Sometimes ‘good’ isn’t good enough
When it comes to building a better community and laying a stronger foundation for success, we should not just settle for good.
James C. Collins, made this point in his book “Good to Great: Why Some Companies Make the Leap… and Others Don’t.”
“Good is the enemy of great. And that is one of the key reasons why we have so little that becomes great. We don’t have great schools, principally because we have good schools,” he wrote. “We don’t have great government, principally because we have good government. Few people attain great lives, in large part because it is just so easy to settle for a good life.”
When it comes to jumping the hurdle from good to great, money is often at the root of the problem. When it comes to schools and local government, the much-needed money for projects that propel districts or communities from good to great comes from the taxpayers’ pockets.
No one wants to pay more taxes, but we understand there is a price we must pay to create more opportunities for our children and our community.
The Clark County Board of Education explored the option of raising its tax rate last week and ultimately decided the proposed increase wasn’t in the best interest of the community.

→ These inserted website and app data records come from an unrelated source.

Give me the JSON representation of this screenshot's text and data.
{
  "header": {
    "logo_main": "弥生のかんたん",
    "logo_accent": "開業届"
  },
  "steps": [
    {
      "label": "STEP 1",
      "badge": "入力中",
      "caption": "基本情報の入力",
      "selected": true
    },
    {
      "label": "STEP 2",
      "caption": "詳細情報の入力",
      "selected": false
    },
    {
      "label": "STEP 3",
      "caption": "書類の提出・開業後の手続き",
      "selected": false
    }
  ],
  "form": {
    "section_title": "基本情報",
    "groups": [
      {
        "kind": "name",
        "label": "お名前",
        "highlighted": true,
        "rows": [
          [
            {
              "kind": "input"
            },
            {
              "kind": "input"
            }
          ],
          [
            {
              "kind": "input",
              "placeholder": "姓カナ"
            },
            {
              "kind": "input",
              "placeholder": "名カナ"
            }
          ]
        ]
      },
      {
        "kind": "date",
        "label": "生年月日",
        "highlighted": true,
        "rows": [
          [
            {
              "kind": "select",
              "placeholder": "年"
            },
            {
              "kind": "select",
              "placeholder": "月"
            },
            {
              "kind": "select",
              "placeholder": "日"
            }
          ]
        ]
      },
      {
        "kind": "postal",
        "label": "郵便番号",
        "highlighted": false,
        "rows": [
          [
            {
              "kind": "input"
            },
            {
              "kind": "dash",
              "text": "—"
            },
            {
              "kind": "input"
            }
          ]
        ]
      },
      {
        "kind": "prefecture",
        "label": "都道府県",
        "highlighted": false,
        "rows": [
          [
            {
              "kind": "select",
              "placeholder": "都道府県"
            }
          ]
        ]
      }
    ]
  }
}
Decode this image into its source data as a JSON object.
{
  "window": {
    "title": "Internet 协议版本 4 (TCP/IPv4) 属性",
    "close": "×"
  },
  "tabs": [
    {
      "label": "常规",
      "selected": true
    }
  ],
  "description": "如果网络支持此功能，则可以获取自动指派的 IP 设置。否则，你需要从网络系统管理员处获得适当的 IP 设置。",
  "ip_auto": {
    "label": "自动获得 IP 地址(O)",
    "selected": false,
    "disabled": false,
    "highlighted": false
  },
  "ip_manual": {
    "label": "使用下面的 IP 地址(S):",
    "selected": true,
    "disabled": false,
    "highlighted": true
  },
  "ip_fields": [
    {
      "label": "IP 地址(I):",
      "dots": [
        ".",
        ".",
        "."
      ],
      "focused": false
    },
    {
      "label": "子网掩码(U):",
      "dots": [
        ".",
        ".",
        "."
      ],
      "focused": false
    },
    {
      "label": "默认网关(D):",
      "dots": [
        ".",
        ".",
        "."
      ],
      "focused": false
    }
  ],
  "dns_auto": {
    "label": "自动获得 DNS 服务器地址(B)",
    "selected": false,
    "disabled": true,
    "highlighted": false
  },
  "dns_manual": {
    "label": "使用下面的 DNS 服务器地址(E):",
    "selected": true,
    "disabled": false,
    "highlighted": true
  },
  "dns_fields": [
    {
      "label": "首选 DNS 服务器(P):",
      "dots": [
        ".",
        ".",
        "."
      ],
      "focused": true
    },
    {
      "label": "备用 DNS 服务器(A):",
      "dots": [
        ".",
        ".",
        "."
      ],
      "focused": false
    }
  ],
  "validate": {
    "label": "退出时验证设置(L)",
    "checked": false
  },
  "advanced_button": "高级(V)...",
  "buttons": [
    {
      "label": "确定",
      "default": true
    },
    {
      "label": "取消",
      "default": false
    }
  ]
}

The board opted to keep the tax rates the same for 2018 rather than implementing the allowed increase of 2 cents per every $100 of assessed value on real and personal property.
We applaud them for this decision, but more importantly, we applaud the board for being good stewards of the Clark County taxpayers’ money in recent years.
The district has done so many positive things including much-needed consolidation, new facilities, free meals for all students and picking up the cost for basic supplies.
It is this good stewardship that allowed the board to make a decision that gives taxpayers a much-needed break from the regular school tax increases that have become expected in recent years.
The proposal would have equated to about a $20 annual increase for someone with a home assessed at $100,000. While that seems like a small price to pay for some, annual increases can add up to be a large burden on the taxpayer. While we know this decision not to increase taxes will cost the district about $150,000, the district is in a good financial position with a hefty cash reserve.
That doesn’t mean there won’t be an opportunity to explore how a tax increase can benefit the district in the future.
Next year, we challenge board members in favor of the increase to bring detailed plans to the table as to how they feel these additional funds could be used to improve programs and attract top-notch educators. We hope to see those in favor of the tax rate increase “sell” it to the community and to their fellow board members.
We also hope the community shows more active interest in the process by attending the tax hearing and making their voices heard.
Part of any proposal needs to center on marketing the district to potential residents and making sure everyone knows all the great things going on here in Clark County.
Good simply isn’t good enough when it comes to our schools and our youth, but a measured approach will pay off in the end.